When did you became interested in art?
As a child, I think I was in kindergarden, painting was my big hobby. The walls of my room where full of collages, cut outs. I was visually attached to creative things. At the age of sixteen, I started to be more serious about it. I attended hotel school for a while, but it wasn’t the place for me. So I went to public art school a lot, painting and creating 3D objects, and applied for university.
What are you working on at this moment, in Volkshotel?
It’s a space installation. Pretty big, around five to seven meters. I see it as a visualization of sounds that I’ve heard in the hotel, making them 3D. It’s not about words, but about noise. So the sound of speech, the way the barman puts plates on the shelter, cars, piano music. I make them abstract and turn it into a visual form that fits into the space, using around eight different colors.
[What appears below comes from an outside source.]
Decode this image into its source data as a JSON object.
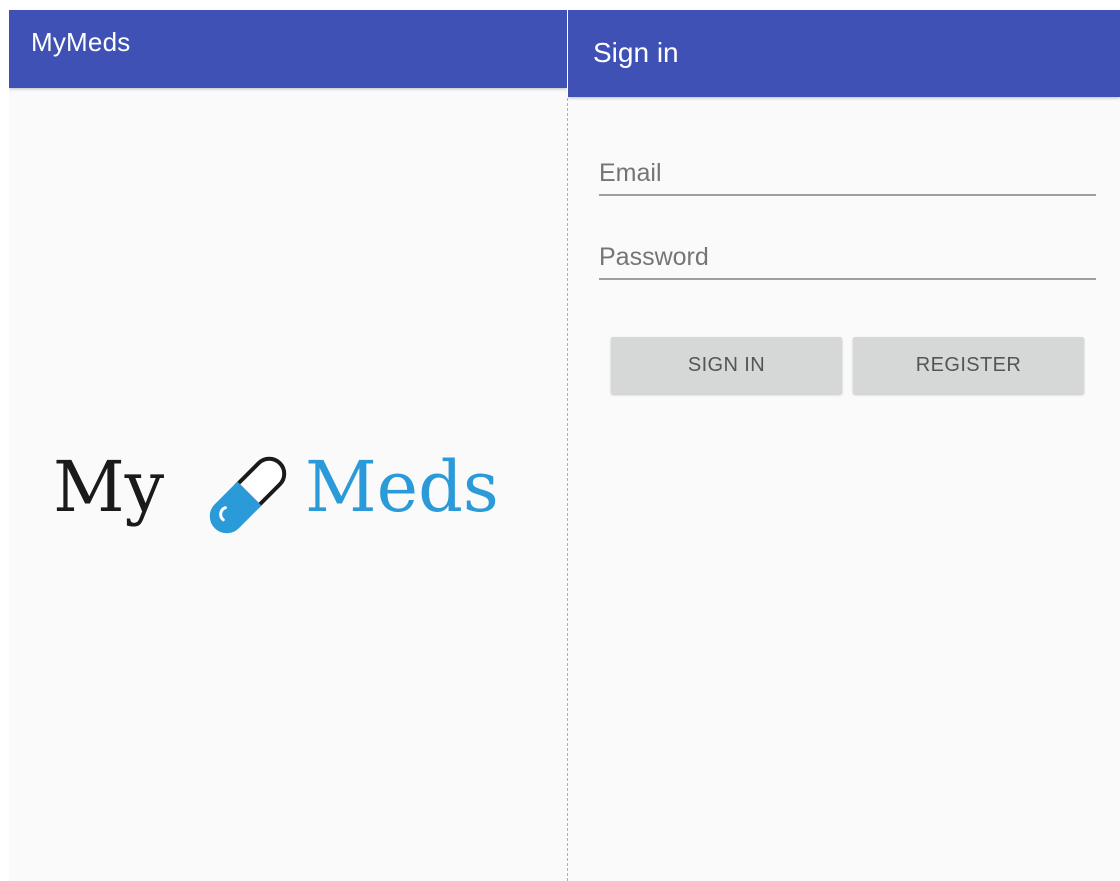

This is a totally new environment for you. How do you usually work?
First, I start absorbing the environment, simply watching, listening, getting into the situation. The first impression is important, because my inspiration starts with an emotion. Then I begin with a concept and a plan, trying things. It’s always good to work in a new location; it’s challenging. In my studio I experiment more, I like the risk. Because of the time pressure, I experiment less in a new place, although I always like to try new stuff. For example, in Volkshotel, I work with a material I’d never touched before: fish line.
So, pretty important: how do you like staying at Volkshotel so far?
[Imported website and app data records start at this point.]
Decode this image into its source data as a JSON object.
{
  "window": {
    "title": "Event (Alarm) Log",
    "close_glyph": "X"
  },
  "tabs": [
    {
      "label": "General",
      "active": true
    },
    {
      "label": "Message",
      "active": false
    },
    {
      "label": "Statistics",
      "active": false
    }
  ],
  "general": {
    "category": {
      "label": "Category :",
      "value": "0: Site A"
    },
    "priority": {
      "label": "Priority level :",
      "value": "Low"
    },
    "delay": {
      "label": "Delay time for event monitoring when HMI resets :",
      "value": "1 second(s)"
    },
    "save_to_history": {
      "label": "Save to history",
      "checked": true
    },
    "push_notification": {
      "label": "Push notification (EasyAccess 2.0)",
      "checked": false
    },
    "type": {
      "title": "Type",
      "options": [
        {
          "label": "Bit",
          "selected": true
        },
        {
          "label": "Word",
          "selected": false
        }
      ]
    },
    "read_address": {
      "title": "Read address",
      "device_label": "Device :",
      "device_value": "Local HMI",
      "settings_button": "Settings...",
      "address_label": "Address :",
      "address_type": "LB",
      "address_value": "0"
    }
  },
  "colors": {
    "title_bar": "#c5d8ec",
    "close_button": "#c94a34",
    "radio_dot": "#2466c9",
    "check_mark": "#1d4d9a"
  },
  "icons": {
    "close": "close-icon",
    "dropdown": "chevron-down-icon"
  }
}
At first it didn’t really feel like a hotel, it looked like a relaxed lobby bar or an alternative conference centre. It has an open character, you can get around in the whole building when you want, I like that. And when I was in Canvas, it felt like I was on holiday because of the tropical music and the nice view. I see it as a comfortable place to be inspired, that feels like my place for a short while.
Portrait pictures by Raymond van Mil